*Task objective:* Look through the listing below and report how many lines contain "User", as a bare number.

§ §

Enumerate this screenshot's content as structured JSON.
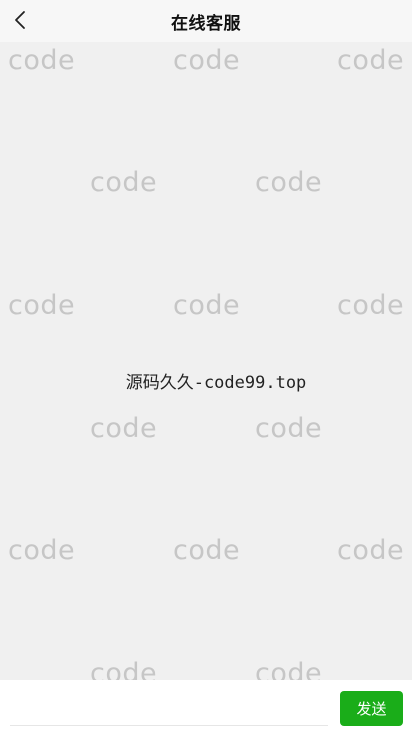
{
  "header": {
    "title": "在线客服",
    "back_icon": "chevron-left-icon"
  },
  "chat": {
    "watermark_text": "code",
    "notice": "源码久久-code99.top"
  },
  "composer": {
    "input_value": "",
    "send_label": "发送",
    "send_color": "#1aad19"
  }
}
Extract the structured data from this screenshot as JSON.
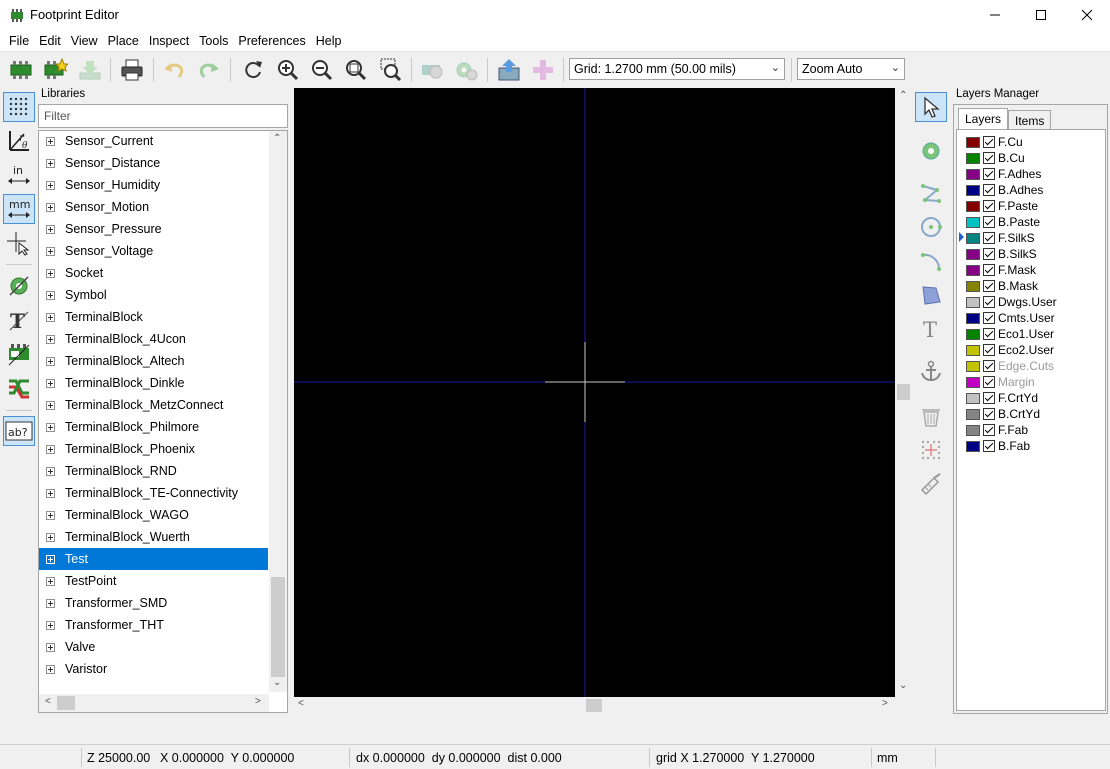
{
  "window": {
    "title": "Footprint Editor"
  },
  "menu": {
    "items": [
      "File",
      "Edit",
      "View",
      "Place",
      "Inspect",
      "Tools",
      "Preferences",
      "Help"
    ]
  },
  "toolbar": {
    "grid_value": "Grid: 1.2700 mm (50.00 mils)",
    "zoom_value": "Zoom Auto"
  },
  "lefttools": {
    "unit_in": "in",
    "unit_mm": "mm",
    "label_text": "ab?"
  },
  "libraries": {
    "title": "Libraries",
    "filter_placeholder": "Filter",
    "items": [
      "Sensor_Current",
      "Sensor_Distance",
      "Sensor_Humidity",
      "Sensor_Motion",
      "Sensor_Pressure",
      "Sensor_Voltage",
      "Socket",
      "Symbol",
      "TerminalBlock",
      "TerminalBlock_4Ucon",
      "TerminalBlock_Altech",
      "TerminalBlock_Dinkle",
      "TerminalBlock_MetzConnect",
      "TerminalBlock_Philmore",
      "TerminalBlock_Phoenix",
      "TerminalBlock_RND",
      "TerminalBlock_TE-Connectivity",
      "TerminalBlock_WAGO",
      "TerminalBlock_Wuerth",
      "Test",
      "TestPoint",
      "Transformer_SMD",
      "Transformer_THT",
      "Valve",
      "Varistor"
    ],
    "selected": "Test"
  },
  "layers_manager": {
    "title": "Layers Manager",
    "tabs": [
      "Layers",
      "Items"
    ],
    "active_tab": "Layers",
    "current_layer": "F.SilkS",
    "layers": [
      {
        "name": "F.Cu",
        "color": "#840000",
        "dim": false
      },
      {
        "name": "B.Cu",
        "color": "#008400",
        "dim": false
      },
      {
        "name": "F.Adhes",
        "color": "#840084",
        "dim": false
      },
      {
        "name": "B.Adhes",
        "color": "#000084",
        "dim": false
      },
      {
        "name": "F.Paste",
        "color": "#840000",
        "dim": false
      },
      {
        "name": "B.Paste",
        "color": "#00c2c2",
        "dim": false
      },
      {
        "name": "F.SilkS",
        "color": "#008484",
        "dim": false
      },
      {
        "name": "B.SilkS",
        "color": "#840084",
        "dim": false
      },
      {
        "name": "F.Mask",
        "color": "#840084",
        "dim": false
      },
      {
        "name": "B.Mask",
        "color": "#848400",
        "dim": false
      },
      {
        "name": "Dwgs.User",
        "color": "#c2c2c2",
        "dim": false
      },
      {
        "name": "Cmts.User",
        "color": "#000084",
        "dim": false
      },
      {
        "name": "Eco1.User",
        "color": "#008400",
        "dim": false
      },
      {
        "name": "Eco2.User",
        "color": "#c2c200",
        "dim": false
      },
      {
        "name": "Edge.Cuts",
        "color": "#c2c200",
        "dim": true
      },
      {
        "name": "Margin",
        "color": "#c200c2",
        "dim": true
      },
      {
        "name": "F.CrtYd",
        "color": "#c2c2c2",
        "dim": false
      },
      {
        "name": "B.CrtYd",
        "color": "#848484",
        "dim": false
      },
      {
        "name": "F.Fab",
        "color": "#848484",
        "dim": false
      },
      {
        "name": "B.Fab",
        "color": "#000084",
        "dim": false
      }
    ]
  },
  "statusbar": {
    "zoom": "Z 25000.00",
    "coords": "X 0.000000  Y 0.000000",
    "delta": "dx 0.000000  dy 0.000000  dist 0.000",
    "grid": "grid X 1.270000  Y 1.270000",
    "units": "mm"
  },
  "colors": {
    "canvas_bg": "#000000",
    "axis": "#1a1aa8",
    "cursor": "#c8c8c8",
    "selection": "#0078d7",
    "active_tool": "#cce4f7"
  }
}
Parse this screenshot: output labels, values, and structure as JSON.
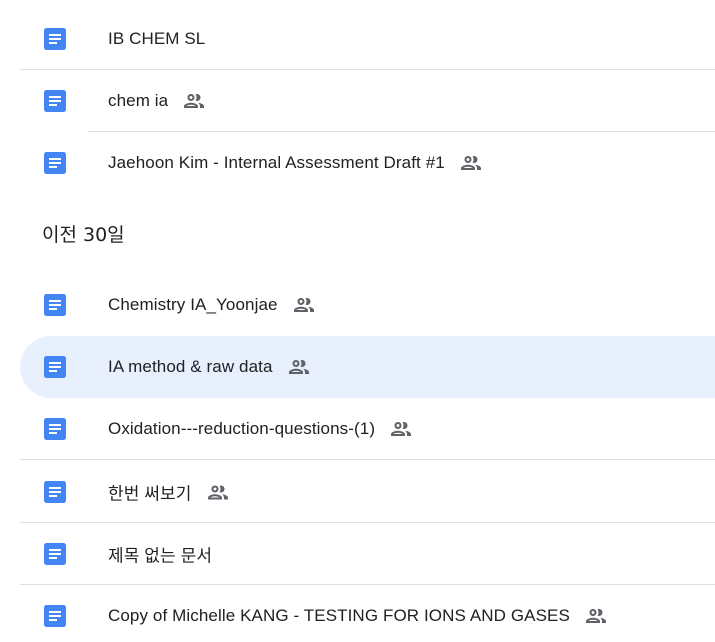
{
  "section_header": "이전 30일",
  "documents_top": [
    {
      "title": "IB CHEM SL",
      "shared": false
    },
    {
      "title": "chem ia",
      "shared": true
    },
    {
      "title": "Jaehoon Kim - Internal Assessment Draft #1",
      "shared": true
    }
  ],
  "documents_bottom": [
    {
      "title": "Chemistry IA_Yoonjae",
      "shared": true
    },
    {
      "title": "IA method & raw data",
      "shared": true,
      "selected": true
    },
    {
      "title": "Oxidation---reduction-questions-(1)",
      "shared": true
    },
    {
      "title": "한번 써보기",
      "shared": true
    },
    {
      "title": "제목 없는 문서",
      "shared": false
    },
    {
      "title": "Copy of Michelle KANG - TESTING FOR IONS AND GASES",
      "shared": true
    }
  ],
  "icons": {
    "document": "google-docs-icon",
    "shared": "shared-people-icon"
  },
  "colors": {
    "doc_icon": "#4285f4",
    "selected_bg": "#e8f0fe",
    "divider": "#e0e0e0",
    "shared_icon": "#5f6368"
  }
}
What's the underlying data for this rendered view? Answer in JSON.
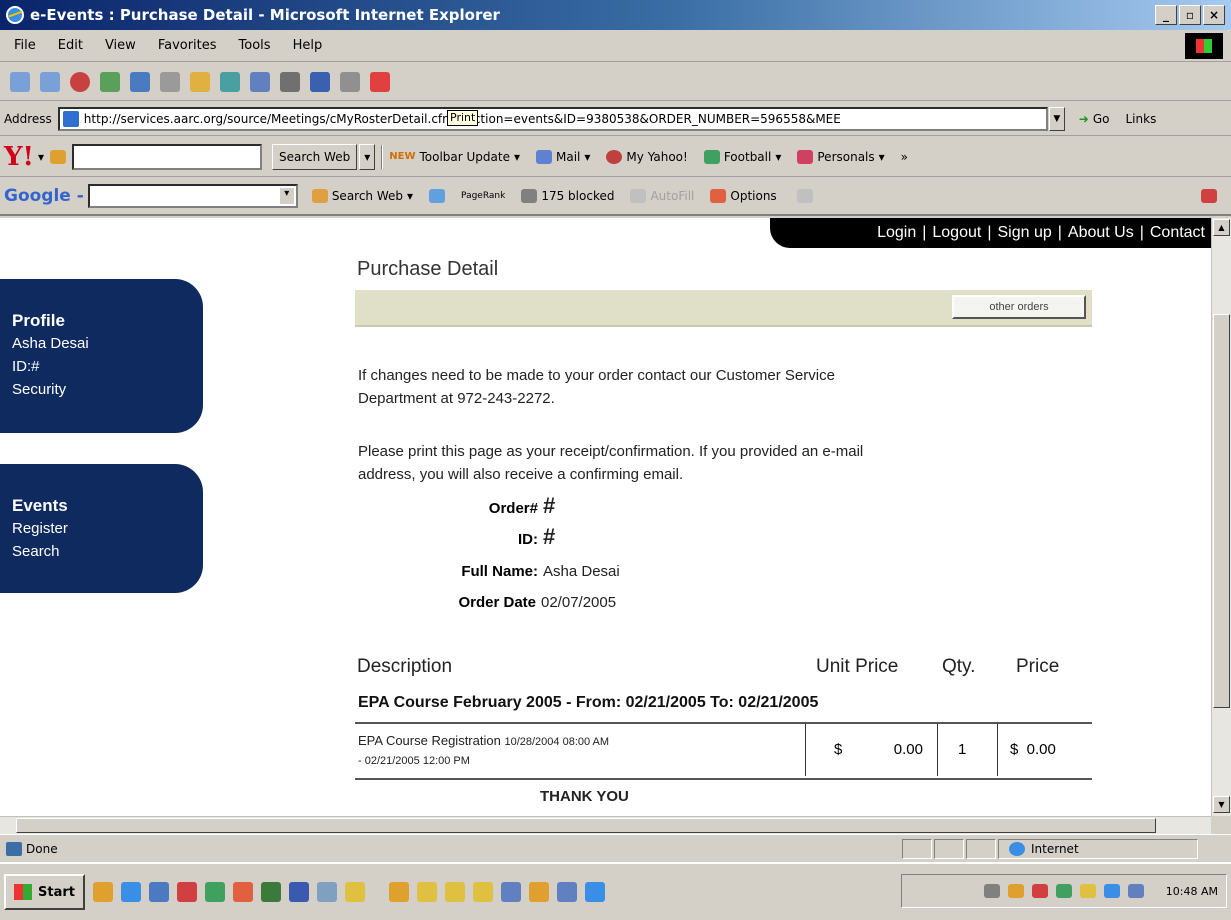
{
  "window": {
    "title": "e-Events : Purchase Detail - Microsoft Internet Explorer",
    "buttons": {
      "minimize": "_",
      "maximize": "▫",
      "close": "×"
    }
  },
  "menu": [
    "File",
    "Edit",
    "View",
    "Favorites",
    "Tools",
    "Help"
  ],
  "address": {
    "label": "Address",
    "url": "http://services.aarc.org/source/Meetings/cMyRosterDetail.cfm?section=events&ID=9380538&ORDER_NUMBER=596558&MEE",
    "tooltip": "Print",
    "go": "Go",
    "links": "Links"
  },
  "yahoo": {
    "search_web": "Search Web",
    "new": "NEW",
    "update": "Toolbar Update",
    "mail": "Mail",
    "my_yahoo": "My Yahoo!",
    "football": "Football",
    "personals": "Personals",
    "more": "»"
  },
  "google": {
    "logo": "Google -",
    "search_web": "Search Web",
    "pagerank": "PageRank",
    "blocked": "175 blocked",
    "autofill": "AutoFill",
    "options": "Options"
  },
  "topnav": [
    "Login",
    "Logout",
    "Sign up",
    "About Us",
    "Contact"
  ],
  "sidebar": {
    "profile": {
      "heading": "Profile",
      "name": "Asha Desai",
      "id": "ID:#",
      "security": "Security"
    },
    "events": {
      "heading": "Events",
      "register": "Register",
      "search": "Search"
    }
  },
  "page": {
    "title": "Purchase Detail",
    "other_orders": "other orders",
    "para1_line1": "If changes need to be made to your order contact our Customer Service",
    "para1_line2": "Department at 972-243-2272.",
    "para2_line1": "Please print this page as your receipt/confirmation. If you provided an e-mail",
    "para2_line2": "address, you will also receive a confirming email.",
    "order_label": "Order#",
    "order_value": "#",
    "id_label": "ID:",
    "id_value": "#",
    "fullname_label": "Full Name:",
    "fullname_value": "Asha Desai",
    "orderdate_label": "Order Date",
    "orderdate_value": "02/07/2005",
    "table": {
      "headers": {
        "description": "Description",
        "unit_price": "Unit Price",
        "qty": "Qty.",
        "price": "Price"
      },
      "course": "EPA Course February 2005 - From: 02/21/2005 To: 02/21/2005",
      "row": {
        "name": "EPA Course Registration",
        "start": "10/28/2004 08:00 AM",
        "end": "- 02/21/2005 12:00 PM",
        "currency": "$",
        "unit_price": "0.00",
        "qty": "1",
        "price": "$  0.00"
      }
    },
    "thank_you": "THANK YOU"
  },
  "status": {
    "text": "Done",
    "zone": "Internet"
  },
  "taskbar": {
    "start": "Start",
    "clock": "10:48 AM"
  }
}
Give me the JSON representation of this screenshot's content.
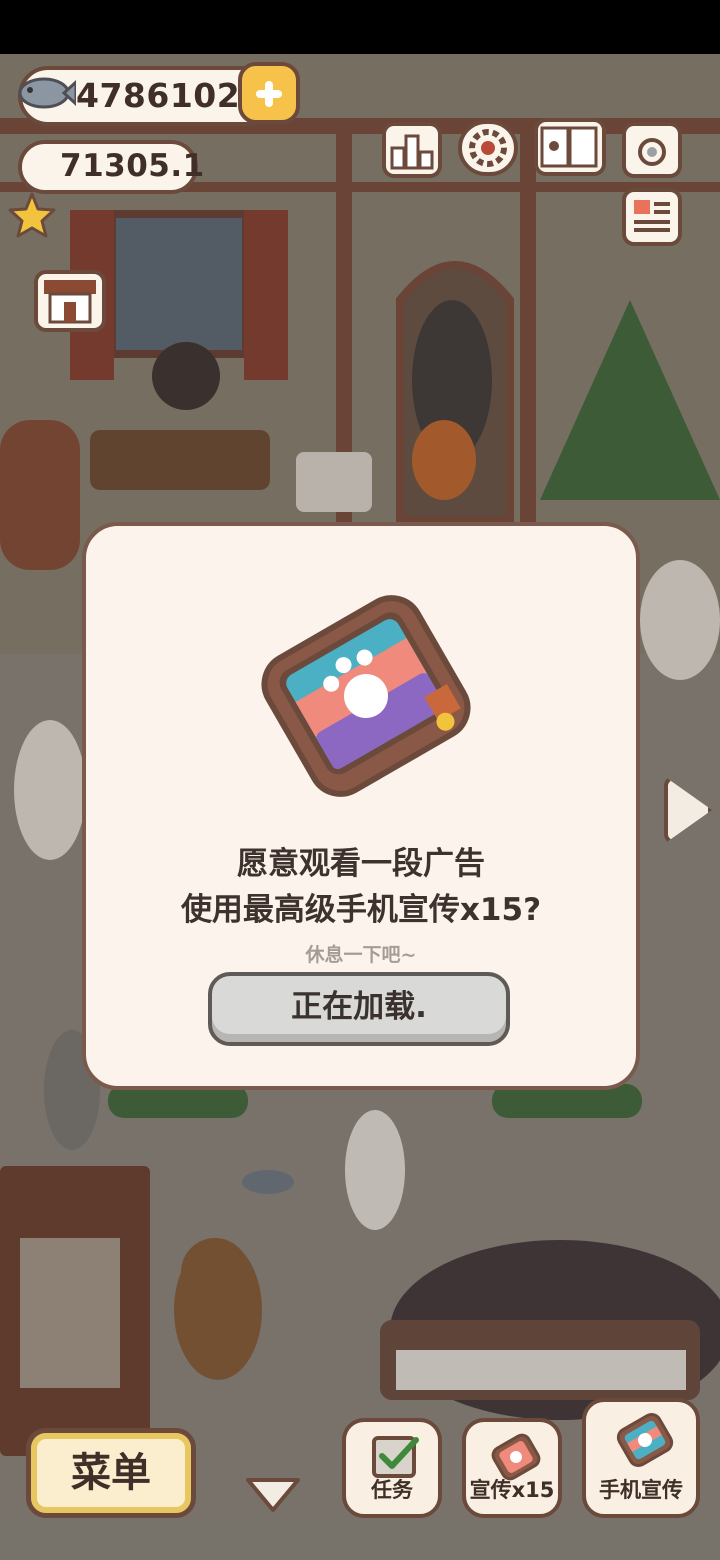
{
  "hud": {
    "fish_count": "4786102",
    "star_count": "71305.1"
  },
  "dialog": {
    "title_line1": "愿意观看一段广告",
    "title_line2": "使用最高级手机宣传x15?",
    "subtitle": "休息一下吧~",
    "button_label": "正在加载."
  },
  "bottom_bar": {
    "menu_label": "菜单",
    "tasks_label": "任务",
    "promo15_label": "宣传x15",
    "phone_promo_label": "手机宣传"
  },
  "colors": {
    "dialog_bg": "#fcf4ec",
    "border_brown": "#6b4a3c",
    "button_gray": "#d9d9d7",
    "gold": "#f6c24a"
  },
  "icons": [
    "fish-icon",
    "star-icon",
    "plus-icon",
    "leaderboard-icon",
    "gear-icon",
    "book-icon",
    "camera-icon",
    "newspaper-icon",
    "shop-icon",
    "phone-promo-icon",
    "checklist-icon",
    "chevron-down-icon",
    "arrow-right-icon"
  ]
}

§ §

*Expected answer:* 4